I'm nice and polite about everything, but I'm not willing to bend my ethics. If someone with a nut allergy came in, the restaurant would either have to let them know all the ingredients or make sure the food was ok somehow.

Sadly some restaurants follow this idea too. I have a dairy allergy (not a dangerous one) but more than once I've been assured that food is vegan only to break out in hives later. I'm pretty sure there was a dab of butter or something.

Matt Ball said...

Hey, I'm curious if you have seen this at VO.

Don't Get Mad, Get Vegan! said...

anonymous- good for you. I just felt so compelled to speak to this woman, to suggest to her that what she was saying in her recent article was not being proveg at all. i thought it important. glad you do too. and i envy that you live where there are things such as vegan bakeries!

neva vegan- i'm with you. I don't see any reason to apologize for or reconsider for the sake of 'not being difficult' choices I've made that only better myself and the world around me.

veganpa- thank you so much for that. i've known of VO but had yet to jaunt over for a visit. i'm so glad i did! it's wonderful to connect with a organization who's voice is fair, non-threatening and articulate....a far cry better than my disgruntled ramblings while sucking down my morning smoothie :) i hope that i may follow their lead and utilize their kind way of being an advocate with conviction that may actually touch someone, if even by accident. thanks again!

Anonymous said...

I think it's a personal choice. If someone prefers to eat almost-vegan, they can. She does have a point that it may be better in the long run, because it will make veganism more acceptable, but I don't know. Thanks!

You might like the Vegan Forums.

Brooke said...

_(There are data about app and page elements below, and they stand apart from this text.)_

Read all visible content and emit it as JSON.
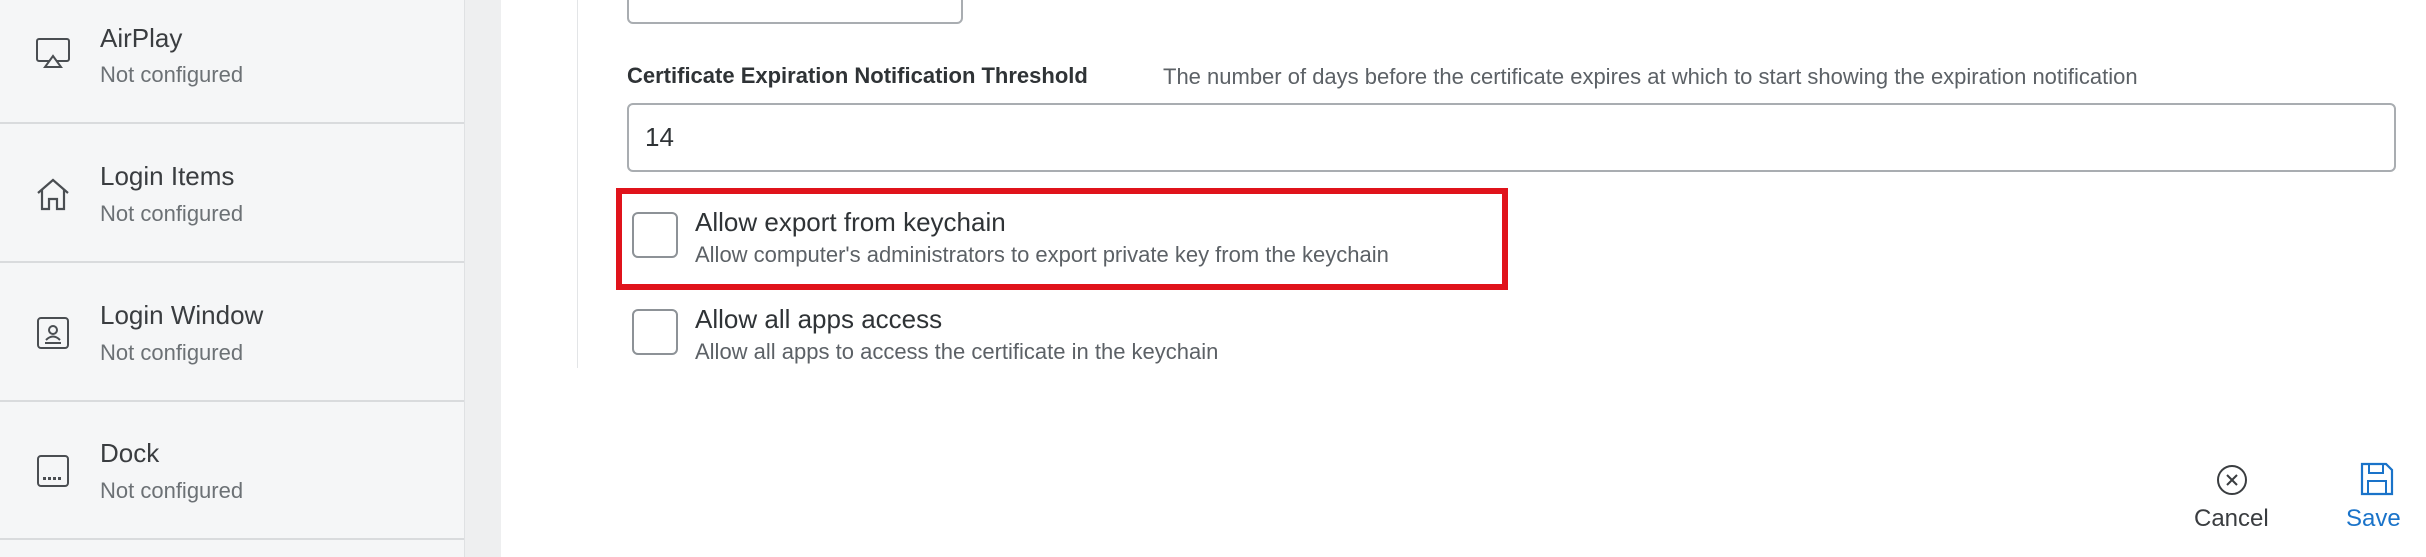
{
  "sidebar": {
    "items": [
      {
        "icon": "airplay-icon",
        "title": "AirPlay",
        "status": "Not configured"
      },
      {
        "icon": "home-icon",
        "title": "Login Items",
        "status": "Not configured"
      },
      {
        "icon": "login-window-icon",
        "title": "Login Window",
        "status": "Not configured"
      },
      {
        "icon": "dock-icon",
        "title": "Dock",
        "status": "Not configured"
      }
    ]
  },
  "form": {
    "threshold_label": "Certificate Expiration Notification Threshold",
    "threshold_description": "The number of days before the certificate expires at which to start showing the expiration notification",
    "threshold_value": "14",
    "checkboxes": [
      {
        "label": "Allow export from keychain",
        "description": "Allow computer's administrators to export private key from the keychain",
        "checked": false
      },
      {
        "label": "Allow all apps access",
        "description": "Allow all apps to access the certificate in the keychain",
        "checked": false
      }
    ]
  },
  "footer": {
    "cancel_label": "Cancel",
    "save_label": "Save"
  },
  "colors": {
    "highlight": "#e0131b",
    "save_accent": "#1a73c9"
  }
}
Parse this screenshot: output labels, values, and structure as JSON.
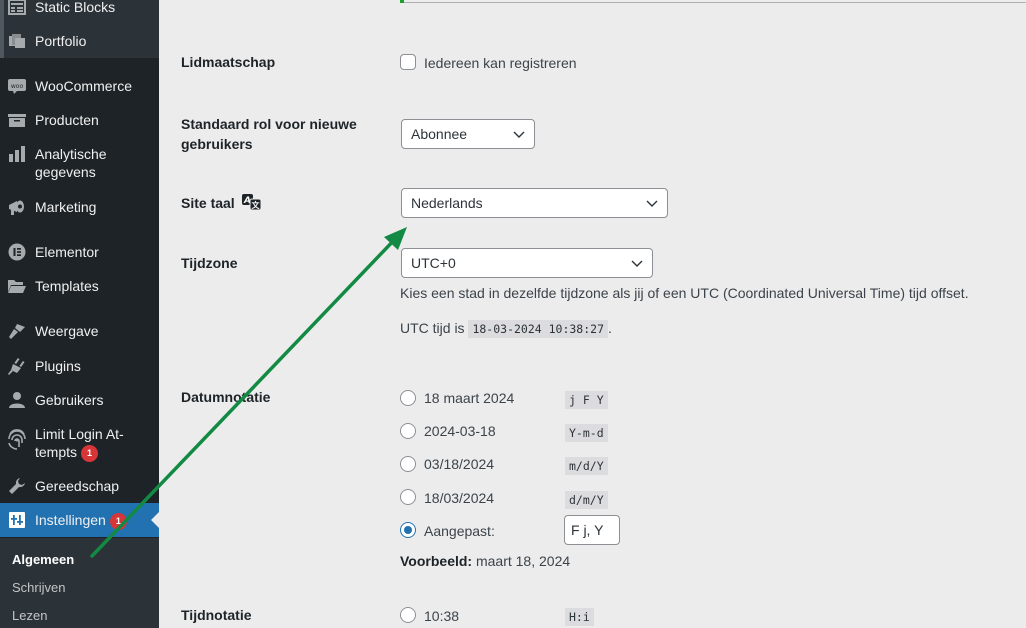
{
  "sidebar": {
    "items": [
      {
        "label": "Static Blocks",
        "icon": "table-icon"
      },
      {
        "label": "Portfolio",
        "icon": "portfolio-icon"
      },
      {
        "label": "WooCommerce",
        "icon": "woo-icon"
      },
      {
        "label": "Producten",
        "icon": "archive-icon"
      },
      {
        "label": "Analytische gegevens",
        "line1": "Analytische",
        "line2": "gegevens",
        "icon": "bar-chart-icon"
      },
      {
        "label": "Marketing",
        "icon": "megaphone-icon"
      },
      {
        "label": "Elementor",
        "icon": "elementor-icon"
      },
      {
        "label": "Templates",
        "icon": "folder-icon"
      },
      {
        "label": "Weergave",
        "icon": "paintbrush-icon"
      },
      {
        "label": "Plugins",
        "icon": "plug-icon"
      },
      {
        "label": "Gebruikers",
        "icon": "user-icon"
      },
      {
        "label": "Limit Login Attempts",
        "line1": "Limit Login At-",
        "line2": "tempts",
        "badge": "1",
        "icon": "fingerprint-icon"
      },
      {
        "label": "Gereedschap",
        "icon": "wrench-icon"
      },
      {
        "label": "Instellingen",
        "badge": "1",
        "icon": "settings-icon",
        "current": true
      }
    ],
    "submenu": [
      {
        "label": "Algemeen",
        "active": true
      },
      {
        "label": "Schrijven"
      },
      {
        "label": "Lezen"
      }
    ]
  },
  "settings": {
    "membership": {
      "label": "Lidmaatschap",
      "checkbox_label": "Iedereen kan registreren",
      "checked": false
    },
    "default_role": {
      "label_line1": "Standaard rol voor nieuwe",
      "label_line2": "gebruikers",
      "value": "Abonnee"
    },
    "site_language": {
      "label": "Site taal",
      "icon": "translation-icon",
      "value": "Nederlands"
    },
    "timezone": {
      "label": "Tijdzone",
      "value": "UTC+0",
      "description": "Kies een stad in dezelfde tijdzone als jij of een UTC (Coordinated Universal Time) tijd offset.",
      "utc_prefix": "UTC tijd is",
      "utc_time": "18-03-2024 10:38:27",
      "utc_suffix": "."
    },
    "date_format": {
      "label": "Datumnotatie",
      "options": [
        {
          "label": "18 maart 2024",
          "code": "j F Y",
          "checked": false
        },
        {
          "label": "2024-03-18",
          "code": "Y-m-d",
          "checked": false
        },
        {
          "label": "03/18/2024",
          "code": "m/d/Y",
          "checked": false
        },
        {
          "label": "18/03/2024",
          "code": "d/m/Y",
          "checked": false
        },
        {
          "label": "Aangepast:",
          "checked": true
        }
      ],
      "custom_value": "F j, Y",
      "preview_label": "Voorbeeld:",
      "preview_value": "maart 18, 2024"
    },
    "time_format": {
      "label": "Tijdnotatie",
      "options": [
        {
          "label": "10:38",
          "code": "H:i",
          "checked": false
        }
      ]
    }
  },
  "colors": {
    "sidebar_bg": "#1d2327",
    "accent": "#2271b1",
    "badge": "#d63638",
    "annotation_arrow": "#138a43"
  }
}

I totally agree. I try to be as friendly as possible when asking questions, but I don't like to back down from my preferences. I have found that most people I come across really respect that, and I think they walk away seeing that this vegan isn't crabby or pushy or difficult, but just secure in her decision to be compassionate.

Go girl!

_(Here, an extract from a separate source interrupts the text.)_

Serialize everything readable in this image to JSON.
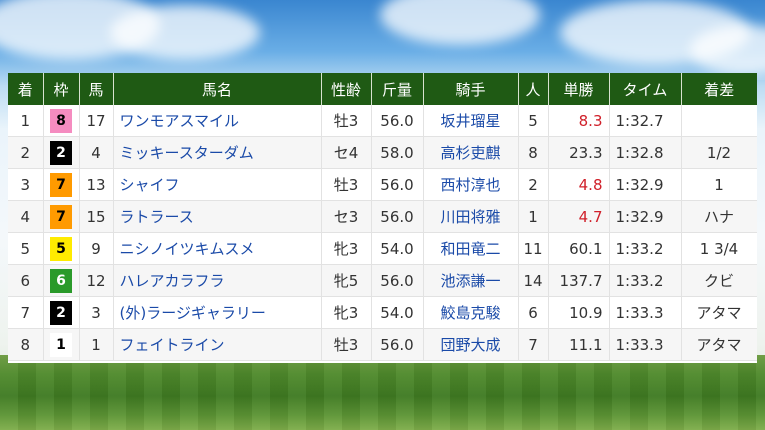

Anonymous said...

good stuff. I agree...people that want to be strict vegans shouldn't feel like they are difficult to please. I"m the kind of vegan that would be almost vegan in a situation like this, but I totally understand and advocate for the strict vegans that want to be strict!!!!

laura k said...

I understand what you mean--it's frustrating when one vegan tries to speak for every vegan in situations that might be construed as "controversial." On the flip side, I've seen vegans tell other vegans who admitted to eating a bit of honey here or there (as opposed to refined sugar) that "if you eat honey, you are NOT vegan." I respect the choices that all vegans make regarding the strictness that they want to adhere to, and no one should make a value judgment against them for that.

Mikaela said...

Great post :)

I agree with your response because the author was suggesting what all veg*ns "should" do. As you said, it's a personal decision and veganism has many layers; if a dab of butter or a bit of whey is off-limits for a person, then I there is no reason that I see, why s/he would jeopardize her/his values in order to not be "difficult." On the other hand, if it really *is* okay to let small amounts slide on occasion, then rock on. It's a personal choice, and I can understand one's trepidation in feeling as though they're asking too many questions/requests. We've all been there, asking the wait person to go back *again* to check on yet *another* menu item. Ugh :P

Additionally, I think that restaurants and their wait and cook staff deserve a bit more credit. With the increase of food allergies and obesity, and the many different cultures and religions that may dictate food preferences, I imagine they're used to patrons inquiring about ingredients. Most of the time I ask for a vegan meal, my plate comes out presented better than any of the standard fare, and often the chef will come out to see how I enjoyed the meal. Now, I've been accused more than once of being too optimistic, but I like to think that a person who cooks for a living might actually even *enjoy* (gasp!) the opportunity to prepare a special dish :)